### Problem
The required result is every line of the records that includes "data".

### Information shown
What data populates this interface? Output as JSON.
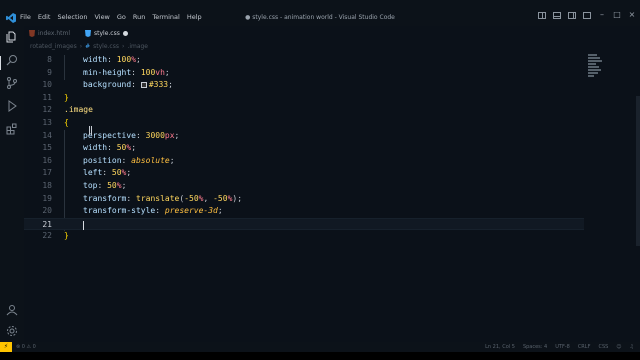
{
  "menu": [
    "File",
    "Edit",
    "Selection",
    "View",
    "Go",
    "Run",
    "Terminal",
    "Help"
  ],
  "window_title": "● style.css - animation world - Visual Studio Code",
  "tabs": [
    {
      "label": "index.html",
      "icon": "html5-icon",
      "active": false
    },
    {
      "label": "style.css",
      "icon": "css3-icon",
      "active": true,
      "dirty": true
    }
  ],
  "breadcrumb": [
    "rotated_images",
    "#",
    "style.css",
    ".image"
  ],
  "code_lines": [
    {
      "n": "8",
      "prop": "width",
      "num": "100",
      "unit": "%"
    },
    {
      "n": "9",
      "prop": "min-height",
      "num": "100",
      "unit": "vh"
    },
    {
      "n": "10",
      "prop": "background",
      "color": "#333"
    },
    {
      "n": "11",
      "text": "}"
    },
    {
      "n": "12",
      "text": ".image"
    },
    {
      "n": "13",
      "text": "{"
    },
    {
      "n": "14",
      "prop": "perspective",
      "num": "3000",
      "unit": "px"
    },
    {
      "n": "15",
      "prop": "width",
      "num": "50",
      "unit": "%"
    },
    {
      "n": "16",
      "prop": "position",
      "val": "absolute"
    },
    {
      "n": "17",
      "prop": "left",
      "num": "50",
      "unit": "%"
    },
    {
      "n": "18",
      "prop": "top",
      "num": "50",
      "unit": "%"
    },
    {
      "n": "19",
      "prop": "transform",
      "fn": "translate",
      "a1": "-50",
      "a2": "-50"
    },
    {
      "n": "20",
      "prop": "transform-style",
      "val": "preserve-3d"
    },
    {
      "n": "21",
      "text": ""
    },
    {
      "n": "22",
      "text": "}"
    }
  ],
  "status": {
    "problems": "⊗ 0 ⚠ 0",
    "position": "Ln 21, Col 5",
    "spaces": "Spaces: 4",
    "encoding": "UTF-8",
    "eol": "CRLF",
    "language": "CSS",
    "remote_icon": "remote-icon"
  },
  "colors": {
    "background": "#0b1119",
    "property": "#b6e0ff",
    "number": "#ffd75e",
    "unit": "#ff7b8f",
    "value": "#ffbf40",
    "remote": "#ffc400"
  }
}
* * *
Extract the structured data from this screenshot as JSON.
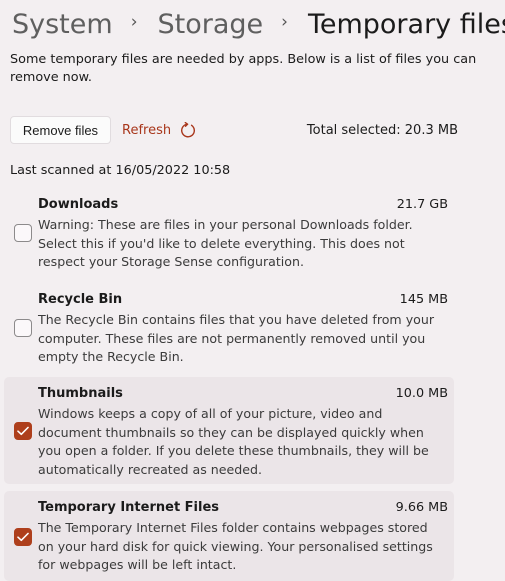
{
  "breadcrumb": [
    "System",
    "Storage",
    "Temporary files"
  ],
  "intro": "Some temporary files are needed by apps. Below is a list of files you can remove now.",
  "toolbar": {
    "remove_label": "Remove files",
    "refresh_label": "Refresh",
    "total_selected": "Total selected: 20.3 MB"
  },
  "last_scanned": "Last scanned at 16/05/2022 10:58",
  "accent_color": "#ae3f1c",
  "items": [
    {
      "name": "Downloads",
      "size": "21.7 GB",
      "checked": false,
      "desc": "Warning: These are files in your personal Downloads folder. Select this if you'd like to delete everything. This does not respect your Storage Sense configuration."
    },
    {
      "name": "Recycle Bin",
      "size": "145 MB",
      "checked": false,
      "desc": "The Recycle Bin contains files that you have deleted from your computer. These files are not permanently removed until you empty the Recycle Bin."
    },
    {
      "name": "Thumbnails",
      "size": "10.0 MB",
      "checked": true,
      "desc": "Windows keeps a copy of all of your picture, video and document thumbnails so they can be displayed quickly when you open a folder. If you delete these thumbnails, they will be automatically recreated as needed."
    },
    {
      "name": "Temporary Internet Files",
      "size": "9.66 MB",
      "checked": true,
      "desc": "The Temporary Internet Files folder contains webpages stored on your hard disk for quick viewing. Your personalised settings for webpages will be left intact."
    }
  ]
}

### Exercise result
What data populates this interface? Output as JSON.
Extract the structured data from this screenshot as JSON.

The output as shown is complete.